Virtua Fighter 2

From Wikipedia, the free encyclopedia
Jump to: navigation, search
Virtua Fighter 2
Developer(s) Sega AM2
3D Ages (PlayStation 2)
Publisher(s) Sega
Director(s) Yu Suzuki
Producer(s) Yu Suzuki
Designer(s) Kazuhiro Izaki
Programmer(s) Toru Ikebuchi
Composer(s) Takenobu Mitsuyoshi
Takayuki Nakamura
Akiko Hashimoto
Series Virtua Fighter
Platform(s) Arcade, Saturn, Mega Drive/Genesis, R-Zone, PlayStation 2, Windows, Virtual Console, iOS, PlayStation Network, Xbox Live Arcade
Release date(s) Arcade
November 1994[1]
  • EU January 26, 1996
Mega Drive/Genesis
  • NA March 4, 1997
Windows 95
  • JP September 5, 1997
  • NA September 30, 1997
PlayStation 2
PlayStation 3 (PSN)
  • JP November 28, 2012
  • NA November 27, 2012
  • EU December 5, 2012
Xbox 360 (XBLA)
  • JP November 28, 2012
  • NA November 28, 2012
  • EU November 28, 2012
Genre(s) Fighting
Mode(s) Up to 2 players simultaneously
Cabinet Upright, Sit-down
Arcade system Model2 A-CRX
Display Horizontally oriented
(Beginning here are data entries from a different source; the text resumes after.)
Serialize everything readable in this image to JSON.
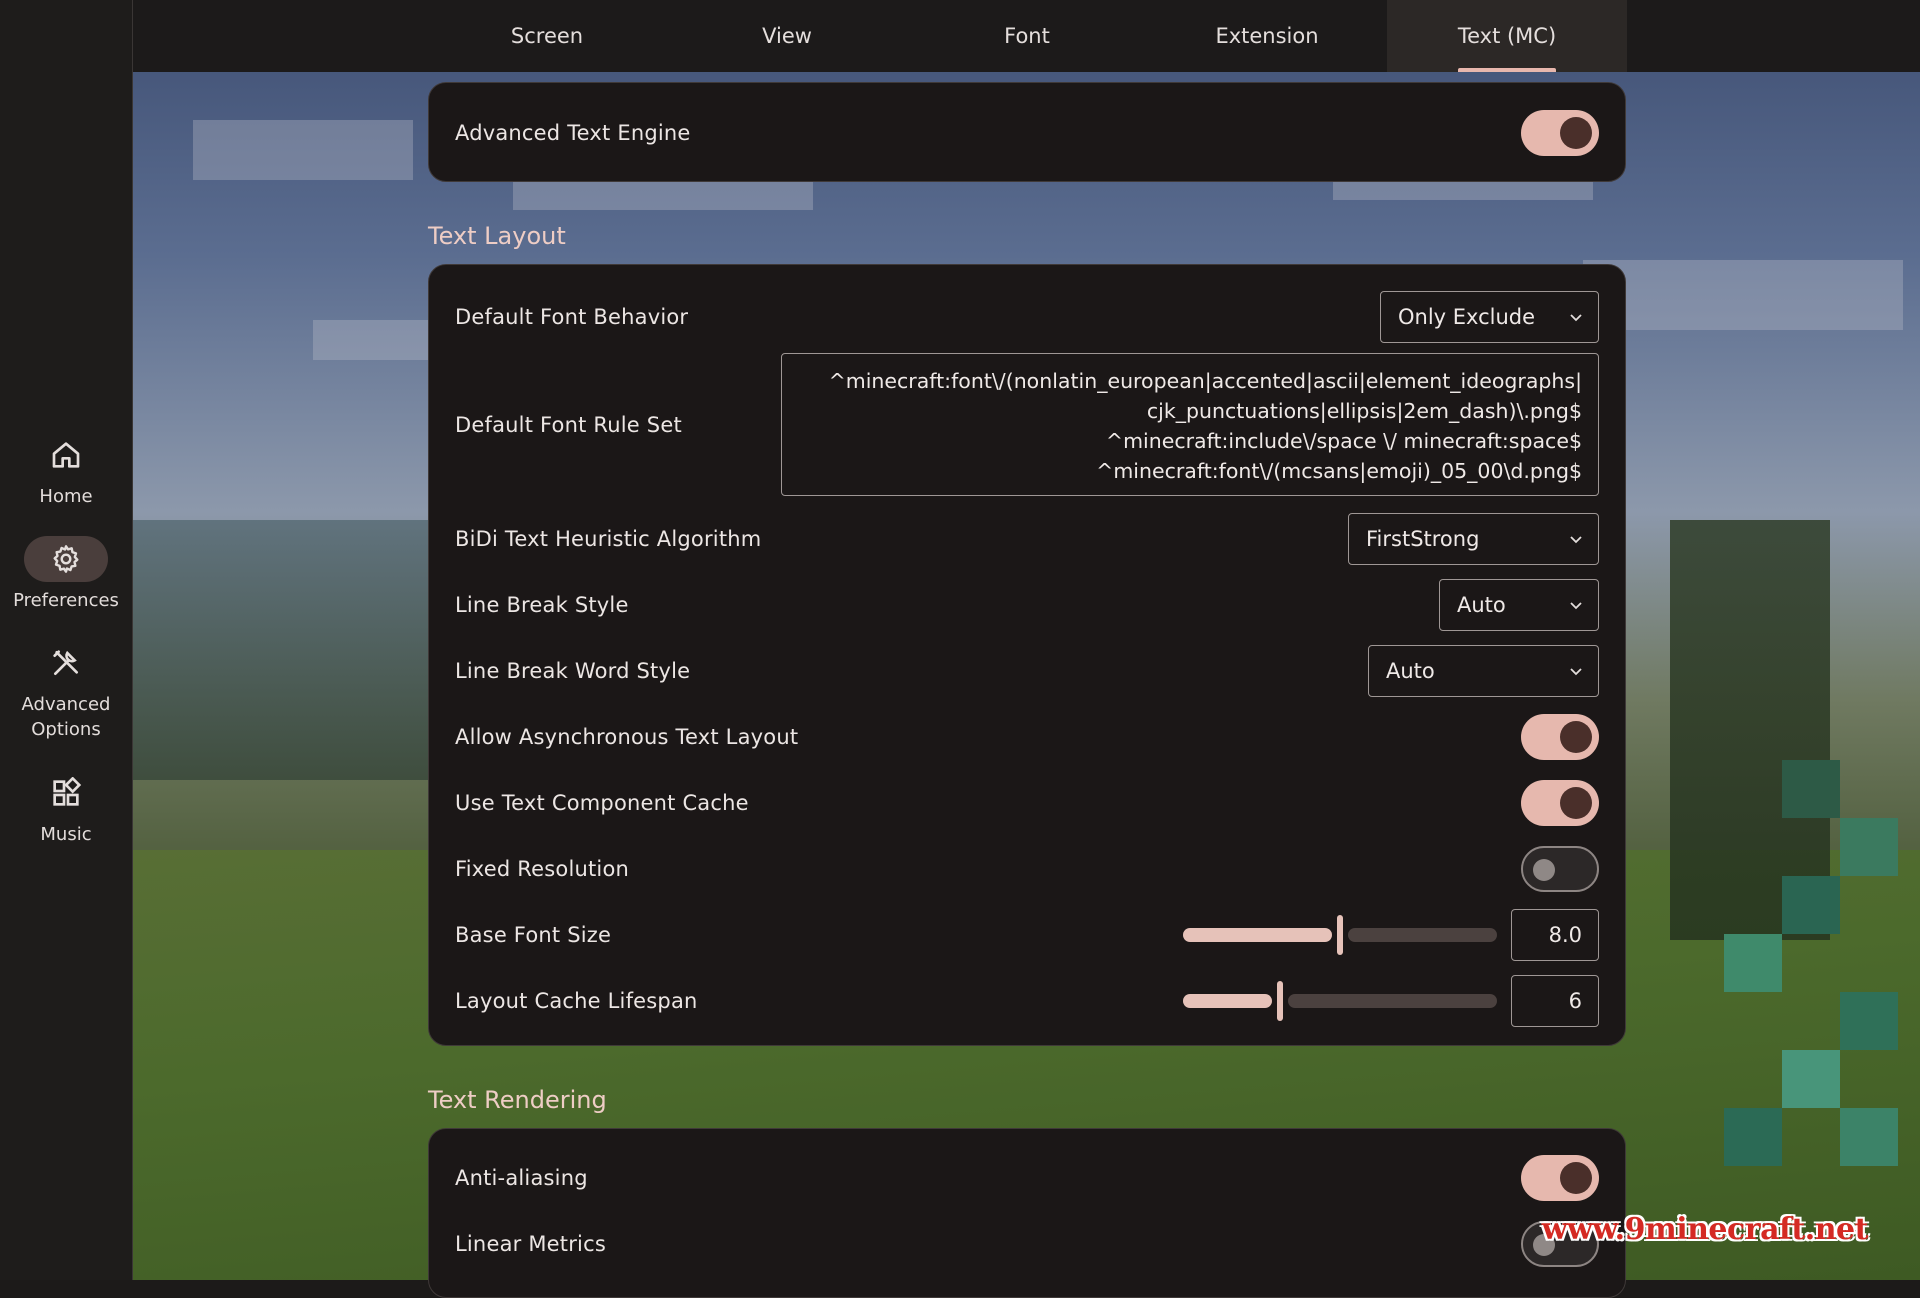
{
  "sidebar": {
    "items": [
      {
        "label": "Home",
        "icon": "home-icon",
        "active": false
      },
      {
        "label": "Preferences",
        "icon": "gear-icon",
        "active": true
      },
      {
        "label": "Advanced\nOptions",
        "icon": "tools-icon",
        "active": false
      },
      {
        "label": "Music",
        "icon": "grid-icon",
        "active": false
      }
    ]
  },
  "tabs": [
    {
      "label": "Screen",
      "active": false
    },
    {
      "label": "View",
      "active": false
    },
    {
      "label": "Font",
      "active": false
    },
    {
      "label": "Extension",
      "active": false
    },
    {
      "label": "Text (MC)",
      "active": true
    }
  ],
  "top_card": {
    "advanced_text_engine": {
      "label": "Advanced Text Engine",
      "on": true
    }
  },
  "text_layout": {
    "title": "Text Layout",
    "default_font_behavior": {
      "label": "Default Font Behavior",
      "value": "Only Exclude"
    },
    "default_font_rule_set": {
      "label": "Default Font Rule Set",
      "lines": [
        "^minecraft:font\\/(nonlatin_european|accented|ascii|element_ideographs|",
        "cjk_punctuations|ellipsis|2em_dash)\\.png$",
        "^minecraft:include\\/space \\/ minecraft:space$",
        "^minecraft:font\\/(mcsans|emoji)_05_00\\d.png$"
      ]
    },
    "bidi": {
      "label": "BiDi Text Heuristic Algorithm",
      "value": "FirstStrong"
    },
    "line_break_style": {
      "label": "Line Break Style",
      "value": "Auto"
    },
    "line_break_word_style": {
      "label": "Line Break Word Style",
      "value": "Auto"
    },
    "async_layout": {
      "label": "Allow Asynchronous Text Layout",
      "on": true
    },
    "component_cache": {
      "label": "Use Text Component Cache",
      "on": true
    },
    "fixed_resolution": {
      "label": "Fixed Resolution",
      "on": false
    },
    "base_font_size": {
      "label": "Base Font Size",
      "value": "8.0",
      "fraction": 0.5
    },
    "layout_cache_lifespan": {
      "label": "Layout Cache Lifespan",
      "value": "6",
      "fraction": 0.31
    }
  },
  "text_rendering": {
    "title": "Text Rendering",
    "anti_aliasing": {
      "label": "Anti-aliasing",
      "on": true
    },
    "linear_metrics": {
      "label": "Linear Metrics",
      "on": false
    }
  },
  "watermark": "www.9minecraft.net",
  "colors": {
    "accent": "#e6b8ae",
    "card_bg": "#1b1717",
    "watermark": "#d42a23"
  }
}
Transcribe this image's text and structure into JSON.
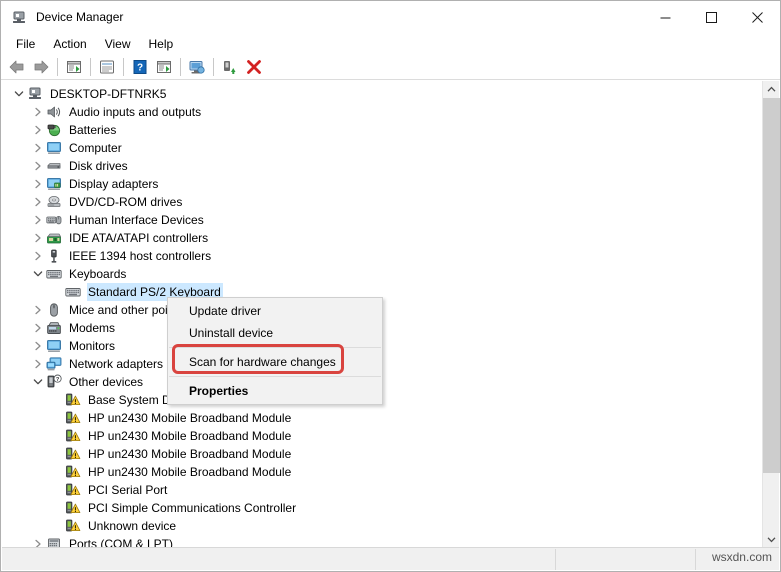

Virtua Fighter 2 (Japanese: バーチャファイター2 Hepburn: Bācha Faitā Tsū?) is a fighting game developed by Sega. It is the sequel to Virtua Fighter and the second game in the Virtua Fighter series. It was created by the Sega's Yu Suzuki-headed AM2 and was released in the arcade in 1994. It was subsequently ported to the Sega Saturn in 1995 and Microsoft Windows in 1997. In 1996, a super deformed version of the game, Virtua Fighter Kids, arrived in arcades, ported to the Sega Saturn in the same year. It was also ported to the Mega Drive/Genesis in 1996, but because the hardware couldn't handle the complex visuals of the arcade version, it was re-made as a 2D fighter. In addition, Virtua Fighter 2 was converted for the PlayStation 2 in 2004 as part of Sega's Ages 2500 series in Japan. The Mega Drive/Genesis port was re-released on the PS2 and PSP in 2006 as part of Sega Genesis Collection, on the Virtual Console for the Wii on March 20, 2007 (Japan) and April 16, 2007 (North America), and for iOS on January 20, 2011.

VF2 was known for breakthrough graphics at the time. It used Sega's Model 2 arcade hardware to run the game at 60 frames per second at a high resolution with no slowdown. The Saturn version was also extremely impressive for its time, especially given the system's 3D programming difficulties. It became a huge hit in Japan and sold relatively well in other markets, notably the UK, where The Prince (Hatim Habashi) was crowned by Sega Europe as the Official UK Virtua Fighter 2 Champion.

The arena size could be adjusted up to a very small platform or all the way to 82 meters, which in the genre is considered very large; this is the only game in the series—other than Virtua Fighter Remix—that could have such size adjustments. The physical energy meter could also be adjusted to infinity as well, giving you the advantage when beating opponents in the game or practicing moves against the computer player. Incidentally, players discovered that adjusting the arena to a smaller size and giving the characters infinite health could lead to mock sumo matches, wherein victory is achieved by knocking the other player out of the ring.


Returning characters:

New characters:


Virtua Fighter 2.1 is a Japanese-only release. This version featured re-tweaked gameplay, slightly enhanced graphics and the ability to play as a newly designed Dural. This version was also released in the Sega Ages 2500 series. It is possible to switch to the 2.1 game mechanics in the Saturn and PC port, however none of the other features are updated.


At the time of its release, Virtua Fighter 2 was the top-selling game for the Saturn, and remains the highest selling Saturn game in Japan with 1.7 million copies.

Aggregate scores
Aggregator Score
GameRankings 92.5%[6]
Review scores
Publication Score
GamePro 5/5 stars[6]
IGN 9 out of 10[8]

Virtua Fighter 2 was ranked as the 19th best arcade game of the 1990s by Complex.[10]


External links[edit]